** Opening INFORMATION block **

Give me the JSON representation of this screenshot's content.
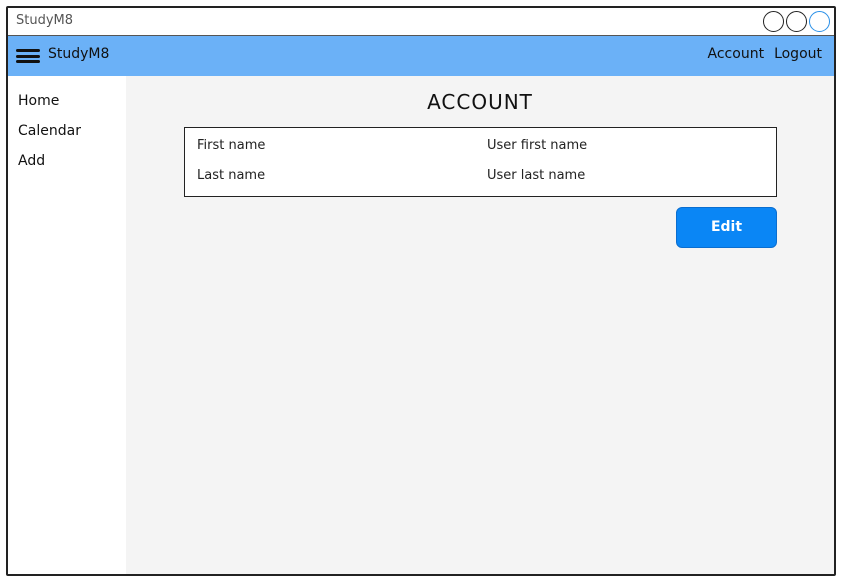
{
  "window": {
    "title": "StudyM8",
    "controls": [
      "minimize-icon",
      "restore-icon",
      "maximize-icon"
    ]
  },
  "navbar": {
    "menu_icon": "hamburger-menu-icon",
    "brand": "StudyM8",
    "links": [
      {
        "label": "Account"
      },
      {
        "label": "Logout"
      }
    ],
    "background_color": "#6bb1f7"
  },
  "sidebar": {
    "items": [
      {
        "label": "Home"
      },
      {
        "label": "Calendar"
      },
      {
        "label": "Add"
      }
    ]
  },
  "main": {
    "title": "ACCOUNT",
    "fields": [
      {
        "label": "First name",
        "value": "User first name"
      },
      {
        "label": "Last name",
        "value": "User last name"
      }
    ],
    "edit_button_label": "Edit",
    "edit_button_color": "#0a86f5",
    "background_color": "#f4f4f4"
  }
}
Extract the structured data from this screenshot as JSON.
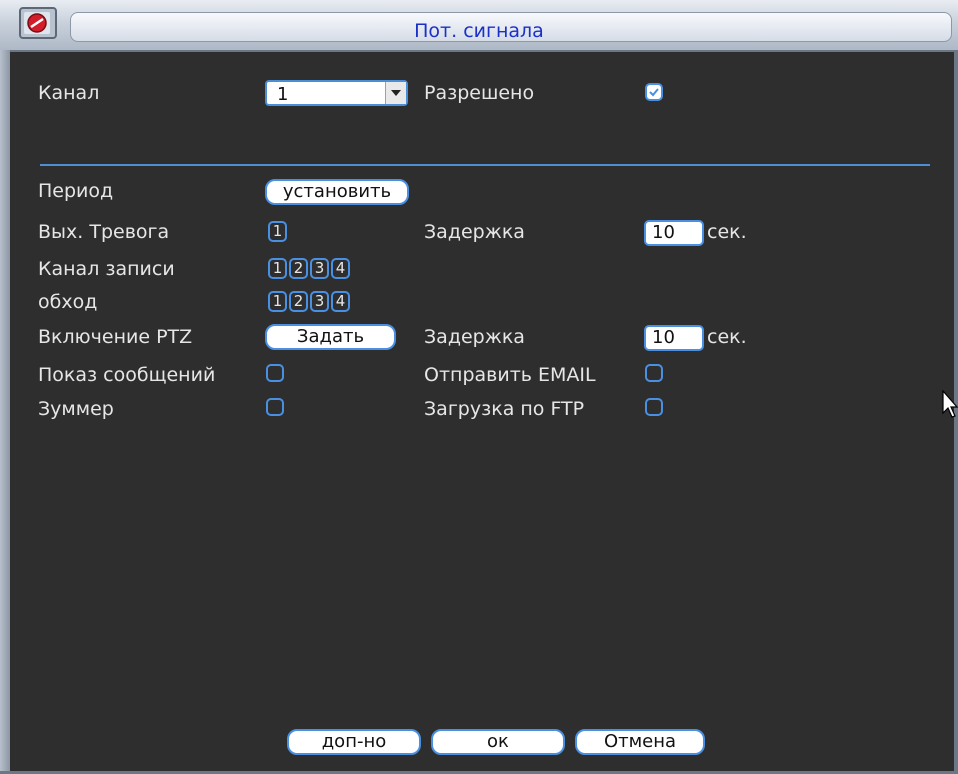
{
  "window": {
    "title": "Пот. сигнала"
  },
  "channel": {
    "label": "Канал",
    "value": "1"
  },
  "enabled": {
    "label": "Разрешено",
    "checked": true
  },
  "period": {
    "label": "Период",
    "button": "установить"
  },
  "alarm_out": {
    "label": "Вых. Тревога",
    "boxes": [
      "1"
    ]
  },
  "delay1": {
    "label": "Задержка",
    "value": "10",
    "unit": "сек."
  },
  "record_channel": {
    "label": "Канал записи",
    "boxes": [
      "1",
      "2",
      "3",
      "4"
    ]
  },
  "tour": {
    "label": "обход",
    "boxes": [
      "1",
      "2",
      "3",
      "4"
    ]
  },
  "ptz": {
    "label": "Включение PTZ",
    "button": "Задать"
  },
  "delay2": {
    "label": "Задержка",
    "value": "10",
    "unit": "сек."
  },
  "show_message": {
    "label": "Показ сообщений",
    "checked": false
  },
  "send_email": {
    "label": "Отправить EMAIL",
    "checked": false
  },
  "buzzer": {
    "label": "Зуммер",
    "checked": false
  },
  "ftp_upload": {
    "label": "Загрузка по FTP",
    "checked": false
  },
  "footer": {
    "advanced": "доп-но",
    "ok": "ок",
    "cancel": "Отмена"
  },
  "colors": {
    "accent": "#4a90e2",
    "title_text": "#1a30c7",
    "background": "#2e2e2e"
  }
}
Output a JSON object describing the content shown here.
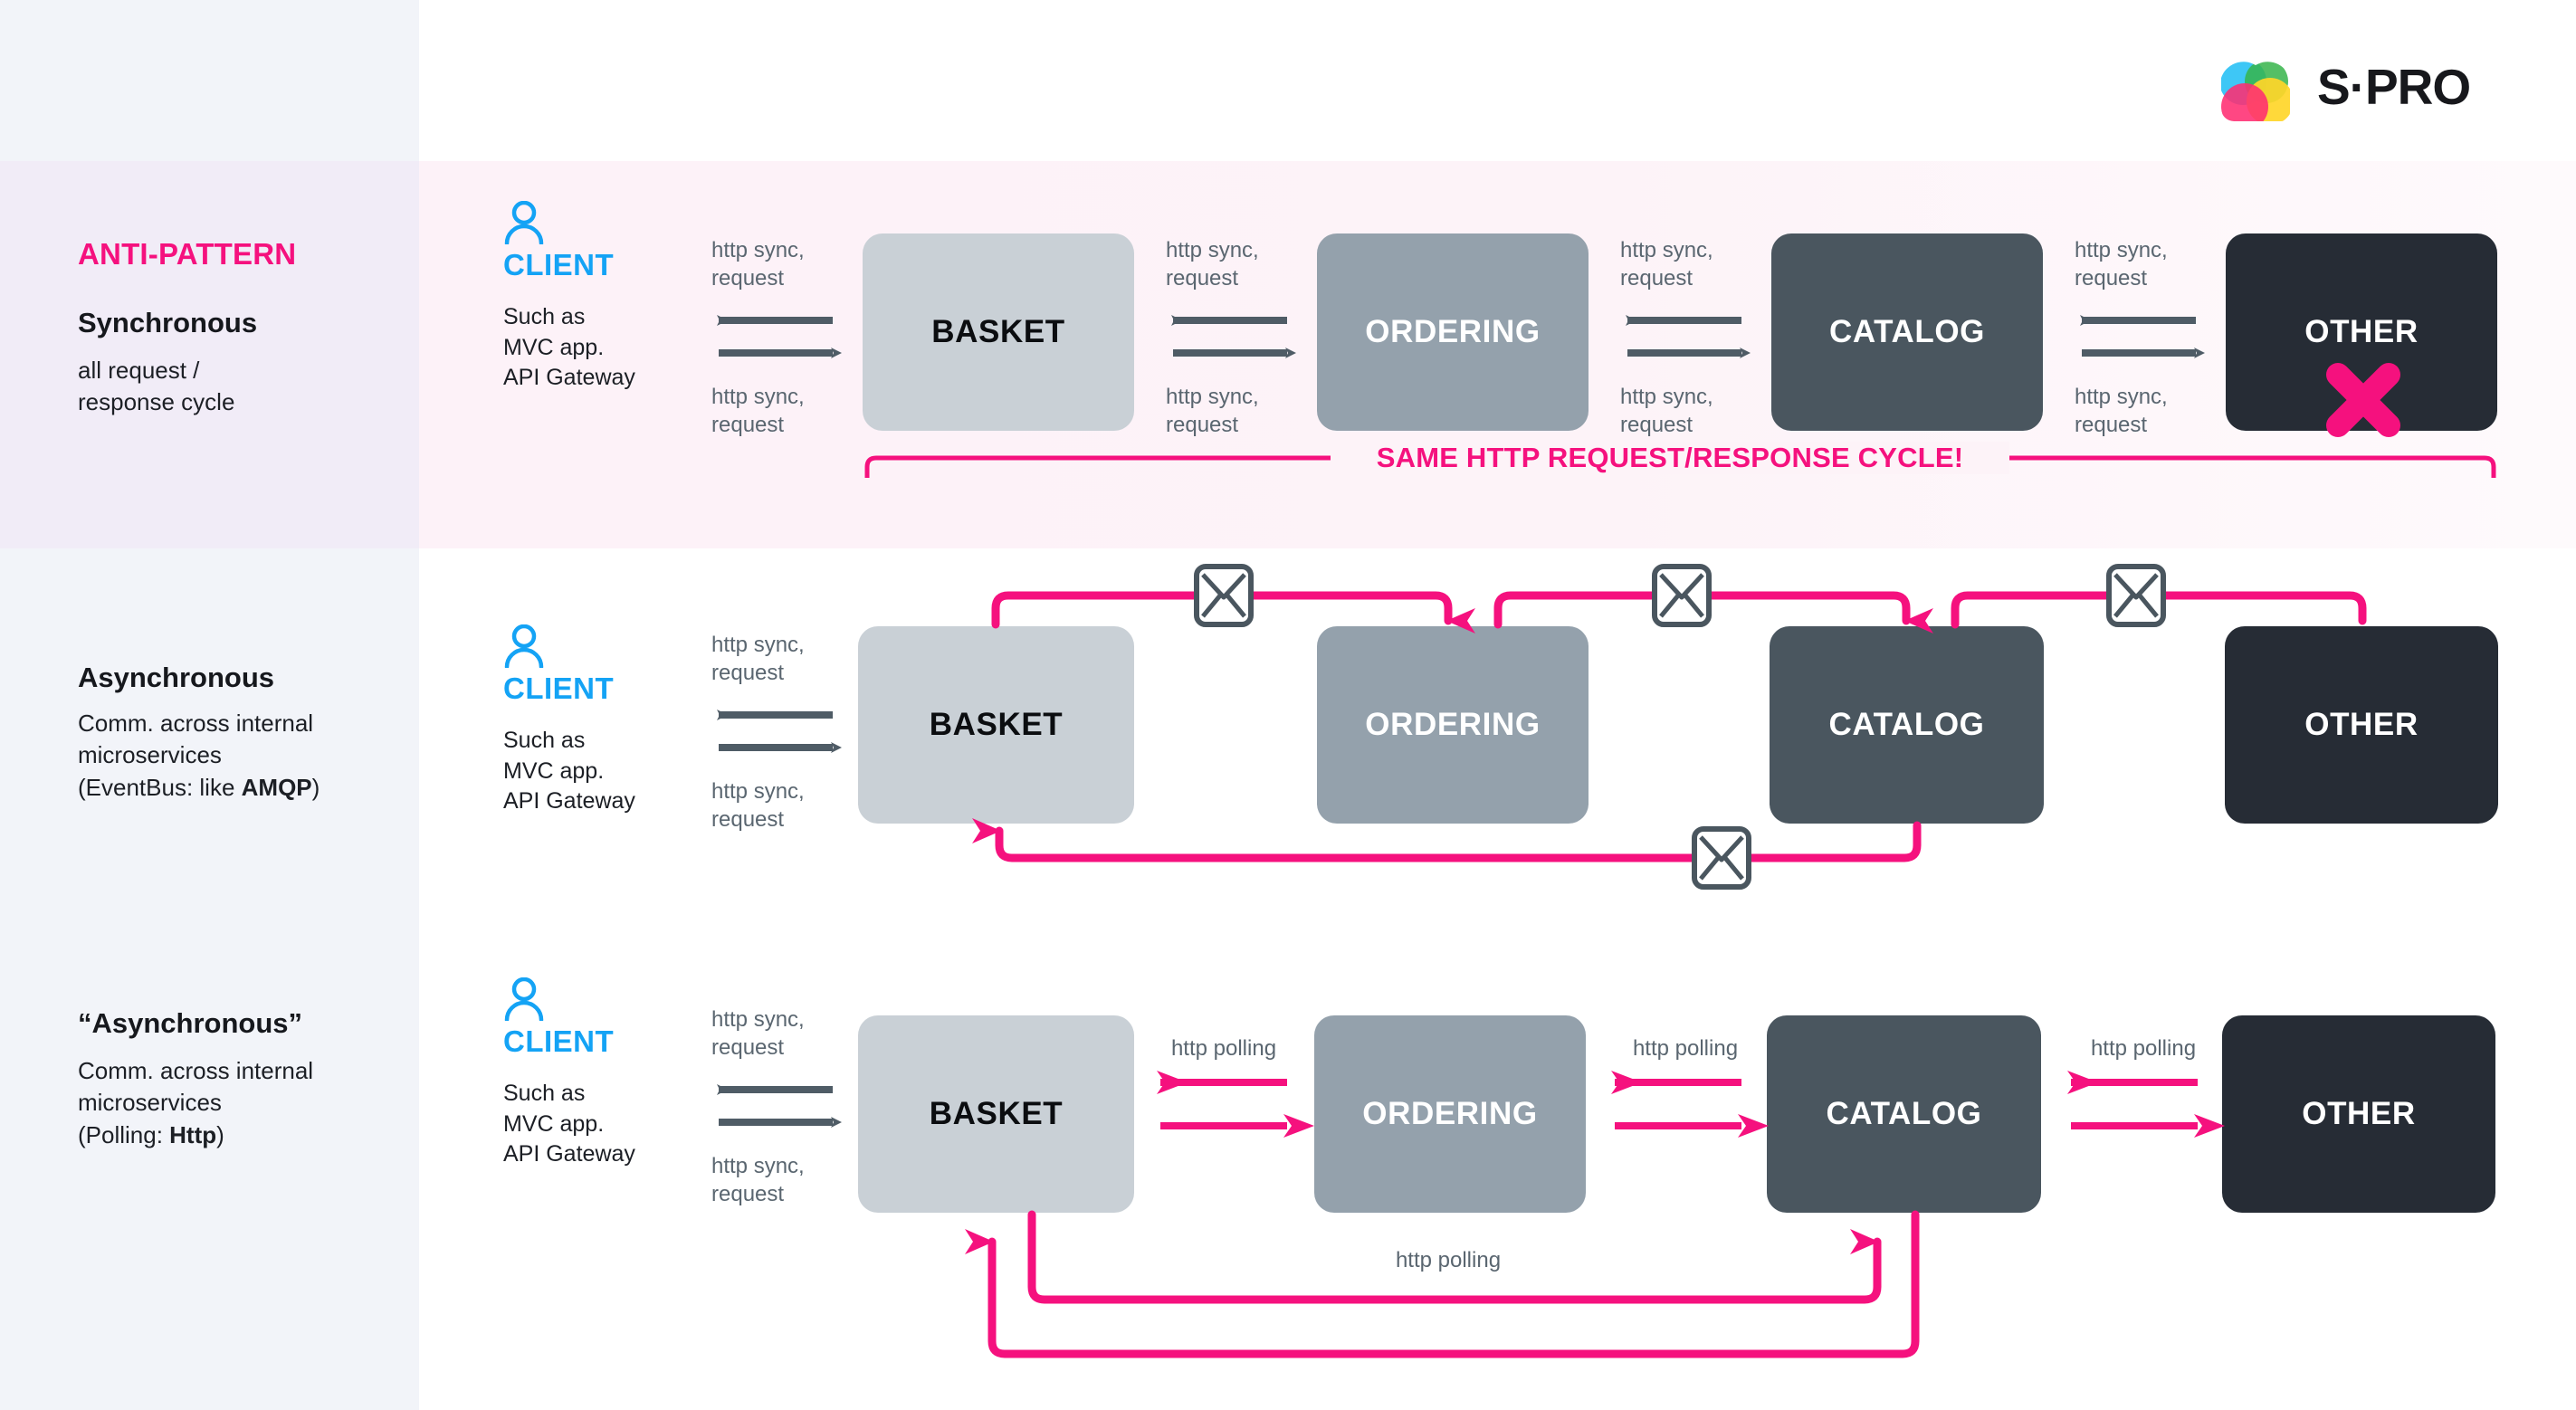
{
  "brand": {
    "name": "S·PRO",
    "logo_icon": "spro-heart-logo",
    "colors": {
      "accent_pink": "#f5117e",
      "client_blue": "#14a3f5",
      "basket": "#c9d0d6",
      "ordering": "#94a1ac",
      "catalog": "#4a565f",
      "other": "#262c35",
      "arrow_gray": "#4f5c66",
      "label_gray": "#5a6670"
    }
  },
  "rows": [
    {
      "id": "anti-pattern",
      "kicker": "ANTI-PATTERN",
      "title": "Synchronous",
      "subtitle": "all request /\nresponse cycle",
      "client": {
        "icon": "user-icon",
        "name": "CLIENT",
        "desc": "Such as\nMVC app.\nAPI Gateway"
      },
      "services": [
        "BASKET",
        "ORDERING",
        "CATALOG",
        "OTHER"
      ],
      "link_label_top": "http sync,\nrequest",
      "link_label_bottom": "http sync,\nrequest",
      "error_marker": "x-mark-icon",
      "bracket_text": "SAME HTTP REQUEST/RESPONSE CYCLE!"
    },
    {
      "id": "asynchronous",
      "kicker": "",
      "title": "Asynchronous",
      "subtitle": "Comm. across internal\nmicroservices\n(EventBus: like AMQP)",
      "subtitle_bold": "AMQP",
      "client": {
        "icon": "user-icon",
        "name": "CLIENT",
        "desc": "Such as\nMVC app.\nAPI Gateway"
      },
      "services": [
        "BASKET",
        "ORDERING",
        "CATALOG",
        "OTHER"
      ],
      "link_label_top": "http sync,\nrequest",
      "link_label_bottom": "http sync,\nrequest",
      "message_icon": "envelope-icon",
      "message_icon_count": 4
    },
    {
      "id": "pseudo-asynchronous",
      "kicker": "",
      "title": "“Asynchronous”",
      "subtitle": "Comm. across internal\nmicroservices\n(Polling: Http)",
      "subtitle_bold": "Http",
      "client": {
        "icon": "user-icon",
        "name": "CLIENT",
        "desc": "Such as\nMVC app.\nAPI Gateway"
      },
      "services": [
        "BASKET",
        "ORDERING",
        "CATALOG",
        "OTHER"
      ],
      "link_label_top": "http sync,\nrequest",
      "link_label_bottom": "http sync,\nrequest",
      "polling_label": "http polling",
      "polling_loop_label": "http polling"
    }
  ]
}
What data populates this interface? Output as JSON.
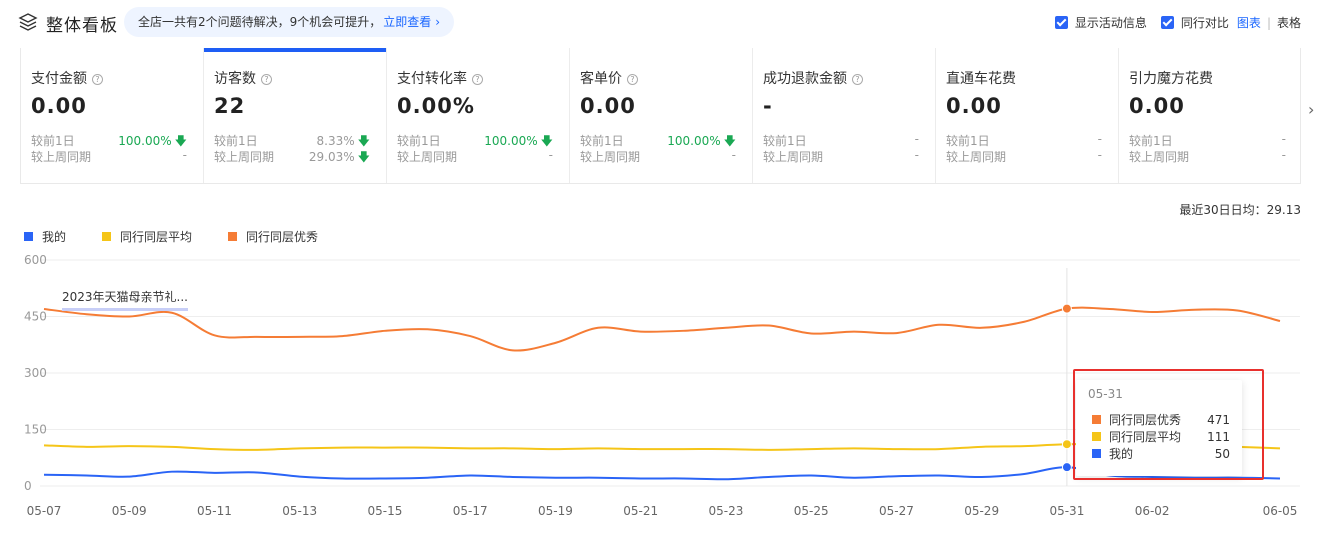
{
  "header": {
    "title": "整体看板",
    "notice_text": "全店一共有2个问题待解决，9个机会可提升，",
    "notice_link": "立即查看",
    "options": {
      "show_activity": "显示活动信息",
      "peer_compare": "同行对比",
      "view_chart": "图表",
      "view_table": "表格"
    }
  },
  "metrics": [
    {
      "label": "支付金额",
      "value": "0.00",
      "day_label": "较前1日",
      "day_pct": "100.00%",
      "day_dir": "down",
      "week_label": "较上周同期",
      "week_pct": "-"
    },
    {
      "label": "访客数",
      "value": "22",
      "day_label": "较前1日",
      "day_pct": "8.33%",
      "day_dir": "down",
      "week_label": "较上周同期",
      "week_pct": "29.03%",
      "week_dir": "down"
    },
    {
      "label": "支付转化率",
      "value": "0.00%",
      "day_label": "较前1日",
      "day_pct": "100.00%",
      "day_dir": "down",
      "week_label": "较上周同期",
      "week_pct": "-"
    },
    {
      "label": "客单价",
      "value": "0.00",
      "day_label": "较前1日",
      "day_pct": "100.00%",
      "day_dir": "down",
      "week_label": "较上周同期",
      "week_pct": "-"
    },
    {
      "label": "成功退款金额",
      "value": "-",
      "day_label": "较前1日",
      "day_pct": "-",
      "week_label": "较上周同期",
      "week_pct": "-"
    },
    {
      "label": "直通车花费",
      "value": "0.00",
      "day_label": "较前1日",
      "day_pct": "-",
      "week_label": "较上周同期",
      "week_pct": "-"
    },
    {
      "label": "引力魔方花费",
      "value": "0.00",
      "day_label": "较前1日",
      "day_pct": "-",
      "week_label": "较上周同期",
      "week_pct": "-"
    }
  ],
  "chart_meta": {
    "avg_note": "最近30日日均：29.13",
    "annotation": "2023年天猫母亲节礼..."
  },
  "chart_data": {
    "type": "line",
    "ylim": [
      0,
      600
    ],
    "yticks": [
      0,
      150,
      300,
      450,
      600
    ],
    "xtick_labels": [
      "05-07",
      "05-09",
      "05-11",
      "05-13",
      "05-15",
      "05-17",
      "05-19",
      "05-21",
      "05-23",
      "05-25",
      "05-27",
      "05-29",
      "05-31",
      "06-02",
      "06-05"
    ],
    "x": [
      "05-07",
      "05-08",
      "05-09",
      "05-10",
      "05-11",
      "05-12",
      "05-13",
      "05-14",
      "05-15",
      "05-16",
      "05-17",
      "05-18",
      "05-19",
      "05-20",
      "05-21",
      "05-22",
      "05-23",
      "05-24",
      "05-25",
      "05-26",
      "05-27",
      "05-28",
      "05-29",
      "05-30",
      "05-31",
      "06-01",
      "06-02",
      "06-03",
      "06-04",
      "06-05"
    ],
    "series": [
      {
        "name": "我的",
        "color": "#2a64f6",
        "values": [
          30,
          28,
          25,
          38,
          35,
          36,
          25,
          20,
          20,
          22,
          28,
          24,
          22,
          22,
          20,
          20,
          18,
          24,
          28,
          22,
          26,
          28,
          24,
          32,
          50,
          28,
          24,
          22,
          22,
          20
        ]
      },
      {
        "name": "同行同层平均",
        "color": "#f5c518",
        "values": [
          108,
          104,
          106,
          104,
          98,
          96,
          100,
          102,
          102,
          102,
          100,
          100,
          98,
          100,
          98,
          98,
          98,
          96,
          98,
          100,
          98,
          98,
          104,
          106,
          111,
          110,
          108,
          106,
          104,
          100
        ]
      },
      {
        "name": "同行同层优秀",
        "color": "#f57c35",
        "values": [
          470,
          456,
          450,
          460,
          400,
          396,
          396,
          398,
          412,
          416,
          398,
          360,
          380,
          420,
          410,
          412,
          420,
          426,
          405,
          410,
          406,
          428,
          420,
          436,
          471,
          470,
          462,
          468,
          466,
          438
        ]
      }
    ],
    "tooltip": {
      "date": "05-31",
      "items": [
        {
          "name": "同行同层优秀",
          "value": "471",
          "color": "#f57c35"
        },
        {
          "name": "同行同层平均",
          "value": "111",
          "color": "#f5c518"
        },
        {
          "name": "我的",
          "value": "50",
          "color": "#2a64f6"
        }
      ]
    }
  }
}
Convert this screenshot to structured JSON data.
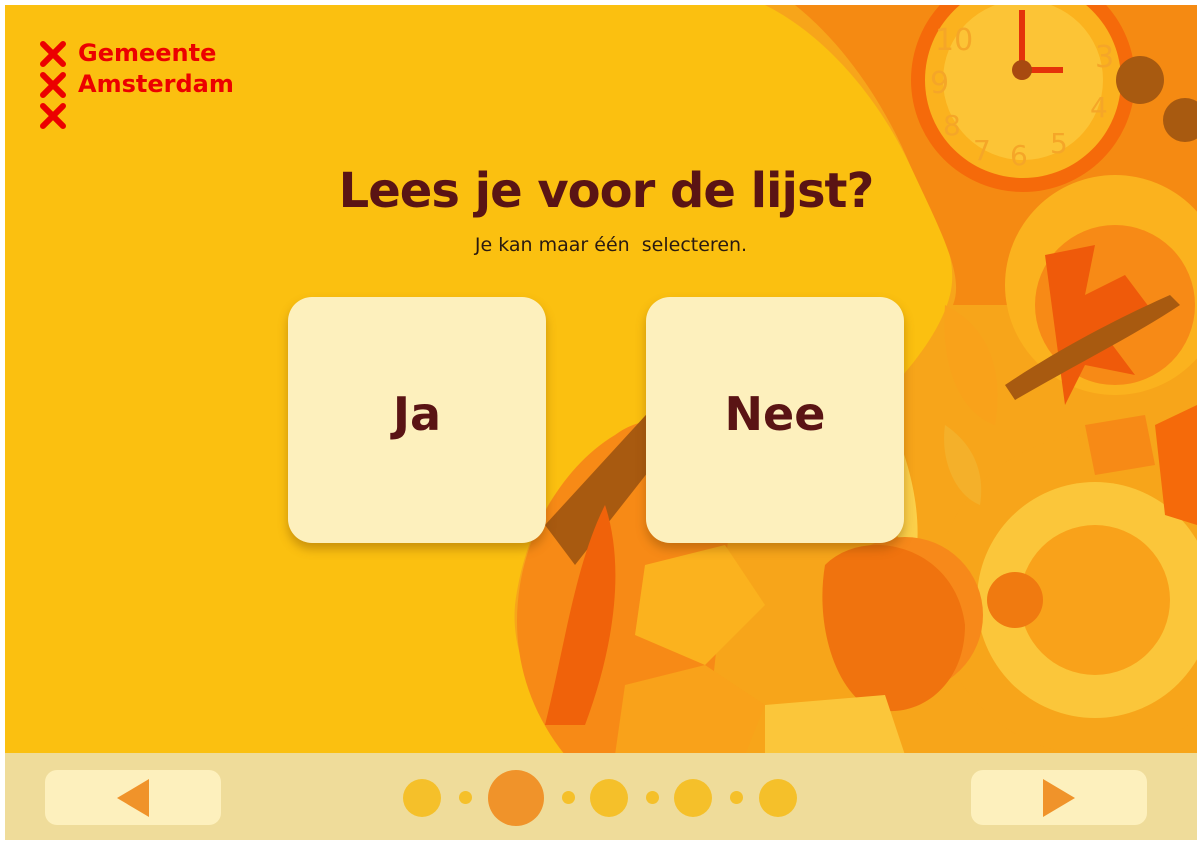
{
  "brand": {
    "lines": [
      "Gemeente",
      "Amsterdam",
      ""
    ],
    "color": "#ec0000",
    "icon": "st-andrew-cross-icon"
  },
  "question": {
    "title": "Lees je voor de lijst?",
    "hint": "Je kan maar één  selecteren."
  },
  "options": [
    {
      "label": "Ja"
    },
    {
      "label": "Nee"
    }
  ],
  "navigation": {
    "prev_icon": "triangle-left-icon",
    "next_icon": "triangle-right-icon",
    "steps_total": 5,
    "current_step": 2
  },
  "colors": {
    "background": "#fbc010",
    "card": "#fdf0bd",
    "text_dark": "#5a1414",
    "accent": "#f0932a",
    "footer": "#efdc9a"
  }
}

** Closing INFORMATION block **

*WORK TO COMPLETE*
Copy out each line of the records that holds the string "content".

*EXERCISE RESPONSE*
Give me the JSON representation of this screenshot's content.
Output a JSON object describing the content shown here.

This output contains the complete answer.